Negative feedback systems are processes that sense changes in the body and activate mechanisms that reverse the changes in order to restore conditions to their normal levels. Negative feedback systems are critically important in homeostasis, the maintenance of relatively constant internal conditions. Disruptions in homeostasis lead to potentially life-threatening situations. The maintenance of relatively constant blood glucose levels is essential for the health of cells and thus the health of the entire body.

Major factors that can increase blood glucose levels include glucose absorption by the small intestine (after ingesting a meal) and the production of new glucose molecules by liver cells. Major factors that can decrease blood glucose levels include the transport of glucose into cells (for use as a source of energy or to be stored for future use) and the loss of glucose in urine (an abnormal event that occurs in diabetes mellitus).

Insulin and Glucagon

In a healthy person, blood glucose levels are restored to normal levels primarily through the actions of two pancreatic hormones , namely insulin and glucagon. If blood glucose levels rise (for example, during the fed or absorptive state, when a meal is digested and the nutrient molecules are being absorbed and used), the beta cells of the pancreas respond by secreting insulin. Insulin has several notable effects: (1) it stimulates most body cells to increase their rate of glucose uptake (transport) from the blood; (2) it increases the cellular rate of glucose utilization as an energy source; (3) it accelerates the formation of glycogen from glucose in liver and skeletal muscle cells; and (4) it stimulates fat synthesis (from glucose) in liver cells and adipose (fat) tissue. These effects collectively cause a decrease in blood glucose levels back to normal levels.

If blood glucose levels fall below normal levels (for instance, during the post-absorptive or fasting state, when nutrients from a recently digested meal are no longer circulating in the blood, or during starvation), insulin secretion is inhibited and, at the same time, the alpha cells of the pancreas respond by secreting glucagon, a hormone that has several important effects: (1) it accelerates the breakdown of glycogen to glucose in liver and skeletal muscle cells; (2) it increases the breakdown of fats to fatty acids and glycerol in adipose tissue and, consequently, the release of these substances into the blood (which cells can thus use for energy); and (3) it stimulates liver cells to increase glucose synthesis (from glycerol absorbed from the blood) and glucose release into the blood. These effects collectively cause an increase in blood glucose levels back to normal levels.

In addition to insulin and glucagon, there are several other hormones that can influence blood glucose levels. The most important ones are epinephrine, cortisol, and growth hormone, all of which can increase blood glucose levels.


English chemist who won the 1964 Nobel Prize in chemistry for describing the structure of vitamin B12. In 1969, she completed a thirty-four-year effort to decipher the three-dimensional structure of insulin, the protein that helps people regulate blood sugar levels.

Diseases and Blood Sugar Regulation

Glucose levels above or below the normal range are indicative of the presence of disease states.
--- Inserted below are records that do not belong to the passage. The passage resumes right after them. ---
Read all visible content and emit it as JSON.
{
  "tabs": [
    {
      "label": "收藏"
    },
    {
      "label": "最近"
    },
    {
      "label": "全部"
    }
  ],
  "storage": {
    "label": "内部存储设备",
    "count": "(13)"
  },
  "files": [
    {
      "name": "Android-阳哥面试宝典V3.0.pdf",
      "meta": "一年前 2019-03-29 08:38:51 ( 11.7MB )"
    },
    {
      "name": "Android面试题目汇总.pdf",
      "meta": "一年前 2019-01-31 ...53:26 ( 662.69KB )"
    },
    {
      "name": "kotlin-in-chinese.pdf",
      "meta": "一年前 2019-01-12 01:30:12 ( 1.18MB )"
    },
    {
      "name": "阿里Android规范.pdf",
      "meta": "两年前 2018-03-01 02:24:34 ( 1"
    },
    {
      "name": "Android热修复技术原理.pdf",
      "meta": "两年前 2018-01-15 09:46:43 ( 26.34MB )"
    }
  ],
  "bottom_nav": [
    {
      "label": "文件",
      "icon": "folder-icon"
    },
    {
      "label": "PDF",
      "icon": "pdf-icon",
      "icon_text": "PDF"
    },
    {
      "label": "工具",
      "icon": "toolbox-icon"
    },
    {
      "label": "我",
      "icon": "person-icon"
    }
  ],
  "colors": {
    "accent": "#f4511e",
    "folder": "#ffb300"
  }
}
For example, elevated glucose levels are present in diabetes mellitus, Cushing's syndrome, liver disease, and hyperthyroidism, while decreased glucose levels are present in Addison's disease, hyperinsulinism, and hypothyroidism.

The most prevalent of these diseases is diabetes mellitus. There are two types of this disease: Type I (insulin-dependent or juvenile-onset) diabetes mellitus, and Type II (noninsulin-dependent or maturity-onset) diabetes mellitus. In Type I diabetes, pancreatic beta cells are destroyed by an erroneous attack by the body's own immune system, and thus insulin secretion is reduced to negligible levels. In Type II diabetes, insulin secretion is not reduced; however, there is a reduced sensitivity of target cells to insulin, a phenomenon known as insulin resistance.

see also Autoimmune Disease; Digestion; Digestive System; Homeostasis; Hormone; Liver; Pancreas; Thyroid Gland

Izak Paul


Saladin, Kenneth S. Anatomy & Physiology: The Unity of Form and Function, 2nd ed. New York: McGraw-Hill, 2001.